To become different from what we are, we must have some awareness of what we are. Whether being different results in dissimulation or a real change of heart—it cannot be realized without self-awareness. Yet is is remarkable that the very people who are most self-dissatisfied and crave most for a new identity have the least self-awareness. They have turned away from an unwanted self and hence never had a good look at it. The result is that those most dissatisfied can neither dissimulate nor attain a real change of heart. They are transparent, and their unwanted qualities persist through all attempts at self-dramatization and self-transformation.

~ Bruce Lee

I wish I had read that 20 years ago. But I suspect I wouldn’t have understood it the way I do now. I only understand because of the path I’ve taken through my life.

Bruce Lee was not an Exceptional Philosopher; Please stop quoting, “be water my friend,” as if it’s the ultimate grain of wisdom for the ages.
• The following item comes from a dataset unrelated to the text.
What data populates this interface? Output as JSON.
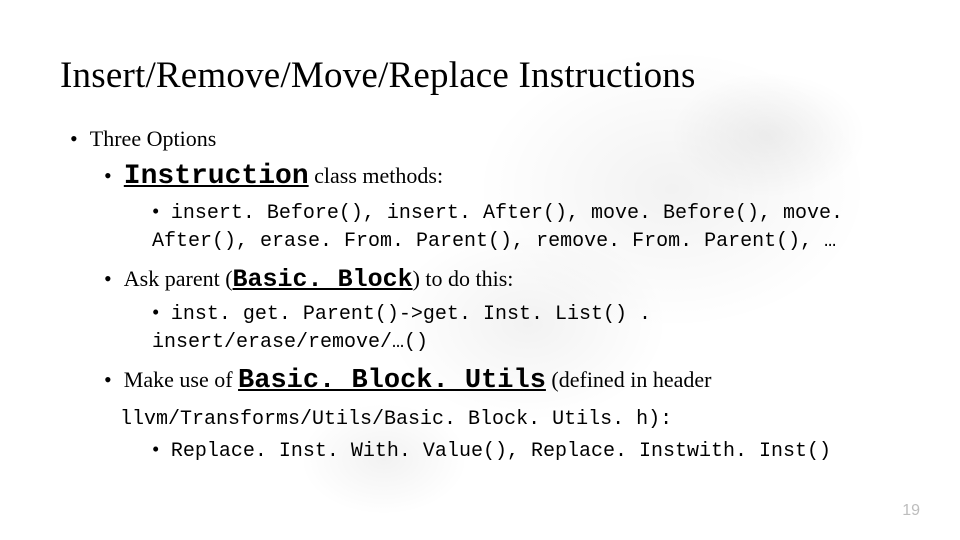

Rather, I suggest that Bruce Lee was an Exceptional Person because he asked questions and he followed those lines of enquiry wherever they led, often inward into his thinking, beliefs and goals.

Are you self-aware enough to ask, “am I satisfied with myself?” and what are you going to do with the answer?

ɕ

Feeding the mind

https://www.brainpickings.org/2013/08/21/lewis-carroll-feeding-the-mind/

I wonder if there is such a thing in nature as a FAT MIND? I really think I have met with one or two: minds which could not keep up with the slowest trot in conversation; could not jump over a logical fence, to save their lives; always got stuck fast in a narrow argument; and, in short, were fit for nothing but to waddle helplessly through the world.

~ Lewis Carroll

What an interesting metaphor! Can a mind be overfed? Can a mind undergoing regular, additional exercise require more feeding? Are there different diets—composition of the nourishment, not strategies to lose weight—for the mind?

Am I the sort of person who takes seriously the specifics of nutrition and exercise of the mind?

What would “junk food” be for the mind? What would “comfort food” be for the mind? What’s the equivalent of quadrupedal movement for the mind? What would over-training be for the mind?

…and why do I have the urge to dump out the “cabinets” where I store my mind’s nourishment in order to reboot my mental diet?

No answers today. Only questions.

ɕ

A grievous error

“Setting the bar too high.”
“Setting stretch goals with the knowledge that coming up short will be the norm.”

…are symptoms of forward-looking assessment of progress. Assessing progress by looking forward is a grievous error. “What have I accomplished?” is only measurable by looking back at what has been accomplished. This error is one of my big problems—I’d even say it’s my #2 problem. I’m working on it by practicing looking back to assess progress. :) My instinct and habit though is to look forward. Thus, more practice is needed to make looking back the default.

What have I accomplished?
What is the affect of what I have done?
How far have I moved?
How much have I learned?

Such questions can only be answered by considering the change between two points in my past.

The hard part—at least for me—is to keep out the “I wanted.” “I accomplished that much, but I wanted to accomplish [insert goal here],” creeps in through the open door of assessment.

By shifting my eyes just a bit to my left, I can see my personal oath which is stuck next to my monitor. There are a few phrases in it which are specifically meant to help me keep, “but I wanted to…” firmly locked outside.

ɕ